By OutdoorAly

Posted: November 24, 2013

1st model M&P

Last time we looked at the invention and early production of DA revolvers; let’s move on in time. By the 1890s, the US military had decided a more modern handgun was needed. In 1892, the Army adopted the Colt M1982 chambered in .38 Long Colt. The gun needed several improvements over the years and 7 different models were produced between the 1892 introduction and the final 1905 Marine Corps model.

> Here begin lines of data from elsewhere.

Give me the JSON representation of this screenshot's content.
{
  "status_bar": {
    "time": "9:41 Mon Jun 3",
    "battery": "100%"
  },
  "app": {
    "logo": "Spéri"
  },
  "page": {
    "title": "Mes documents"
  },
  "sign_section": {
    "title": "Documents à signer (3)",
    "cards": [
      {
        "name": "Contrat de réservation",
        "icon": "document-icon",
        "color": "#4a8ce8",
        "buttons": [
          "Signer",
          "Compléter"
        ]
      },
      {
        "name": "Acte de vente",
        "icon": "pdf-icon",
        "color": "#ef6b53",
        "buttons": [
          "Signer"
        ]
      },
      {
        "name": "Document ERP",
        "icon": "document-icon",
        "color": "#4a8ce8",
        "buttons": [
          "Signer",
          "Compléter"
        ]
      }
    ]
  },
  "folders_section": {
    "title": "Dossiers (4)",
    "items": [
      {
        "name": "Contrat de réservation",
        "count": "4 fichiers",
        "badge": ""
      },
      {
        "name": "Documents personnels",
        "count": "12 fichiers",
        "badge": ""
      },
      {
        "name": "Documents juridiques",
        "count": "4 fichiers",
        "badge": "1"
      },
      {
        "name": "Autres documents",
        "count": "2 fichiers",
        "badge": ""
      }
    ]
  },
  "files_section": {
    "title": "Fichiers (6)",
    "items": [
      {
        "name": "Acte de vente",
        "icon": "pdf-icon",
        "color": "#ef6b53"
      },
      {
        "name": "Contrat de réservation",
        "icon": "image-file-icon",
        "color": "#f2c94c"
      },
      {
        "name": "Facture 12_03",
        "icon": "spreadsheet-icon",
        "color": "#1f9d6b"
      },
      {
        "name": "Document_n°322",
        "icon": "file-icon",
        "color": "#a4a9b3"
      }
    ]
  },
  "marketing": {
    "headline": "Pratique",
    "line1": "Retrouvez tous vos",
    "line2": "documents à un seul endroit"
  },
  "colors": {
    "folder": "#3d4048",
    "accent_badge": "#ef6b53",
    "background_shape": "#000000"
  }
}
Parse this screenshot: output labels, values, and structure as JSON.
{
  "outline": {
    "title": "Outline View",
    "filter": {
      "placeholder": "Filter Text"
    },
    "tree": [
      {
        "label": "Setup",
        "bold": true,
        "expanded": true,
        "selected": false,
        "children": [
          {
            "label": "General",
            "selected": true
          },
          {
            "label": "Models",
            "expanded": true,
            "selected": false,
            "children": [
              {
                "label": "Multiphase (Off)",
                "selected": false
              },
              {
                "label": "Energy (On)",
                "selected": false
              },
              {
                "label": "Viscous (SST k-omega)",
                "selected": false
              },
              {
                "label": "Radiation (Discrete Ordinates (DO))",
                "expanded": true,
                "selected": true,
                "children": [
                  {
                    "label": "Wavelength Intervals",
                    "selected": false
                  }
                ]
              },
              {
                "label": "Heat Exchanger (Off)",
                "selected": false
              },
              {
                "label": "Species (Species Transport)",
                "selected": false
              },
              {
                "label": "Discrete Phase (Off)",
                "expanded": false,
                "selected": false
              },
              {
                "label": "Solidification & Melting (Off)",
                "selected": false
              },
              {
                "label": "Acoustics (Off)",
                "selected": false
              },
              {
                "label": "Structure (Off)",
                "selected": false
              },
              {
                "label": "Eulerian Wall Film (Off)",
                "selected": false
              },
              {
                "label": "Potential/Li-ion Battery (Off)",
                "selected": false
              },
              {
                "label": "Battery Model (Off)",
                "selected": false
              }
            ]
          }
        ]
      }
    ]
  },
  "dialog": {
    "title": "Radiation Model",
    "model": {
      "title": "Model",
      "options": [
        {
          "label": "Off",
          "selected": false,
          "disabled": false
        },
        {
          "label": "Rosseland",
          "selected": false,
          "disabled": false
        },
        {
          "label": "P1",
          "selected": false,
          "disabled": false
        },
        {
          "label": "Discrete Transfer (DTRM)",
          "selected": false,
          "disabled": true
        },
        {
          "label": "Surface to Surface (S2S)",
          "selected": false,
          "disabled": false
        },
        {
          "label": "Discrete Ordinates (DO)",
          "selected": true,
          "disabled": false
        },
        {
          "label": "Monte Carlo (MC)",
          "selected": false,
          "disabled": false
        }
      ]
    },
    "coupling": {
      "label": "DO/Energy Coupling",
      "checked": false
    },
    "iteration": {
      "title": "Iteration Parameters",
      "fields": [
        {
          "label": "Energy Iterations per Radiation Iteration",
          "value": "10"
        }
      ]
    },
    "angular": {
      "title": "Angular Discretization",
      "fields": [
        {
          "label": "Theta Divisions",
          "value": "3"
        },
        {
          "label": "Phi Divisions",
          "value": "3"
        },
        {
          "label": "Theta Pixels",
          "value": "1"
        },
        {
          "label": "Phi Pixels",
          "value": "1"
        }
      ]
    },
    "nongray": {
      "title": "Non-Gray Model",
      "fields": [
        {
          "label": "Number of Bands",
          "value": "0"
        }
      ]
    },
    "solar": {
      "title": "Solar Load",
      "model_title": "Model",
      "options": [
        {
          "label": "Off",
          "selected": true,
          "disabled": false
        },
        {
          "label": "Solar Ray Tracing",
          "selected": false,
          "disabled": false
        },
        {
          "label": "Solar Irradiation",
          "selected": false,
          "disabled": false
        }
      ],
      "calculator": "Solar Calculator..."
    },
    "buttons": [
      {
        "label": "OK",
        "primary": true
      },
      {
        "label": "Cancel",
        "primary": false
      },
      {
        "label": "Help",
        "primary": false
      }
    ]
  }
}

The Army and Navy, in 1899, ordered several thousand S&W M1899 Hand Ejector revolvers also chambered in .38 Long Colt. Thus was born the very famous Smith & Wesson .38 Military & Police (M&P). Later the same year, S&W lengthened the .38 Long Colt cartridge and introduced the .38 S&W Special, now commonly known as the .38 Special. This cartridge and the M&P revolver (later known as the Model 10) became a law enforcement staple for nearly a century.

Lend-lease M&P

One of the most famous of the M&P guns was the “Victory Model.” This gun was produced between 1942 and 1944 and over a half million of these guns were supplied to US allies during WWII. Most of the guns supplied to the British Commonwealth countries were chambered in .38/200, while US forces used guns of the .38 Special caliber.

Modern Model 10

During most of this time, Colt was competing with its New Service models. The Army, Navy, and Marine Corps all used the M1909 chambered in 45 Colt. In 1917, the gun was chambered in .45 ACP and loading was accomplished with 3 round half-moon clips. The guns were used to supplement production of the venerable M1911 Colt 45 semi auto pistol. Production of the M1917 was discontinued in 1941.


After WWII, both Colt and Smith & Wesson expanded their revolver offerings with new models that included both smaller and larger frames, a large assortment of caliber offerings and many different finishes, barrel lengths, and grips. This competition between these two great manufacturers created a wondrous assortment guns for hand gunners. In the end, it could be said that Smith & Wesson won the war as Colt foundered for years and finally left the commercial civilian market to concentrate on the military. In recent years Colt has reentered the civilian fray with a few new guns, but alas, the Python is still only a wish for most of us.

Beginning with the next post, we’ll look at some of the great revolvers of all time, both SA and DA.

Be safe and good shooting.

Colonel Smoothbore

New Podcast!